News from the world of wearables – glowing smartglasses, a smart helmet for motorcyclists, and an exploring armband
News from the world of wearables – glowing smartglasses, a smart helmet for motorcyclists and a brainwave-testing wristband
I guess we'll never live to see „the year of mobile” again, as mobile evolution is still ongoing. The year 2022, however, is bound to bring with it a fad for all kinds of wearables devices. Google Glass or smartwatches such as the. Galaxy Gear are slowly ceasing to be interesting – we have become accustomed to them. Meanwhile, the wearables market continues to flourish, and it's not just about new models of glasses or watches and duplicating schemes.
Today we present FUN’IKI glasses that surprise with functionality that sets them apart from the competition, a smart helmet for motorcyclists and a wristband that affects the quality of our brain work.
FUN’IKI, or glowing smartglasses
Japanese have come up with an idea on how to make smartglasses a little different from everyone else. We are already familiar with Google Glass, we have heard rumors about Microsoft's glasses. What surprises Japan? FUN’IKI Ambient Glasses are glasses that don't actually require us to take any action or even focus our eyes on a given point, as is the case with, for example, the.

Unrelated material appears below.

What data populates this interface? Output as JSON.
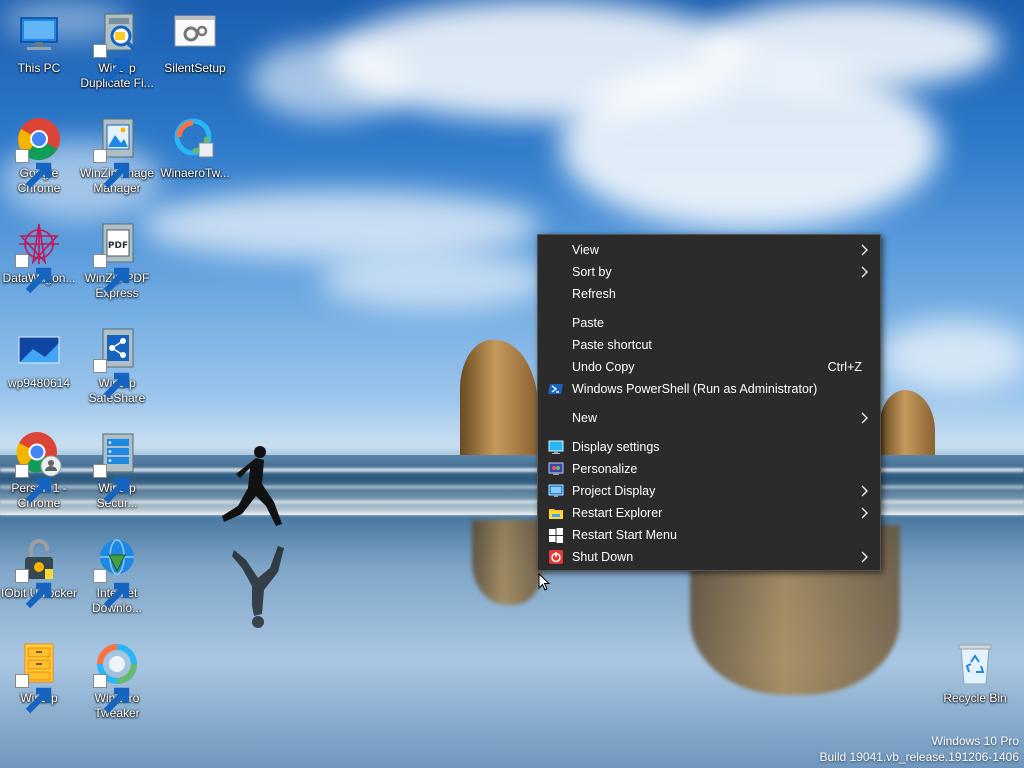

Google Glass. FUN’IKI seem to function more analogously to e.g. smart watches, so that we don't have to glance at the smartphone screen every now and then. They have built-in 6 colors of LED lights and micro loudspeakers that communicate the actions of our smartphone to us. Np. when we receive a text message the glasses light up in blue, and when we receive a notification from the calendar – in yellow. Of course, many more analogies can be made.
We can also choose a tempo or timer for the lights or beeps of the glasses, which can help, for example. in training. In addition, we can enter a message into a special application, and the glasses will display the message for us using the Morse’a alphabet. The manufacturer also talks about modes that will be useful for parties or relaxation.
This is certainly an innovative solution, but it remains to be seen whether it will be met with enthusiasm. In addition to the informational function for us, such glasses carry a message about the actions of our smartphone to the entire environment around us.
Android helmet for motorcyclists
Skully is a "smartwatch" made with motorcyclists in mind. It will be supported via Android. The helmet is expected to provide riders with navigation, a rear view via a rear camera (which is expected to provide an image equivalent to a 180-degree viewing angle, allowing the situation on the sides of the motorcycle to be observed as well) and route information. Of the more entertaining features, the helmet is also expected to allow us to listen to music.
Controlling the device with voice commands will allow you to drive safely, without having to take your hands off the wheel. Funds for the helmet are being raised through crowdfunding, Skully's price is expected to range from $1299 (this option has already sold out) to as much as $25,000, and shipping is expected to begin in May 2022.
Muse – a wristband that helps you get your brain under control
The subtitle sounds a bit scary, but the project seems interesting, although it certainly belongs to those for the brave. Muse is a wristband that is supposed to influence the work of our brain. While it is not strictly a mobile device, it is close to any fit bands. We put the armband on our head, and it reads our brainwaves, while helping us control stress and relax or focus.
All data is sent via Bluetooth to our smartphone, so that we can work even more effectively on ourselves and notice the positive impact of the wristband on our psyche from day to day. Reportedly, just 3 minutes a day is enough to dramatically improve your mood. The wristband costs $299 and is now available for purchase.
The first smartwatch from HP in 1977
At the very end, as a curiosity, we have for you not a novelty, but almost an antique – the first prototype of smartwatches. It turns out that The first smartwatch was invented in the ’70s by HP. The prototype has currently gone on eBay, where it can be purchased for the price of $14,500. Its functionality basically ends with a calculator – HP came up with the idea of watch calculators earlier than Casio, which became famous for them.
The watch looks interesting and will certainly join the smartwatch evolution scheme.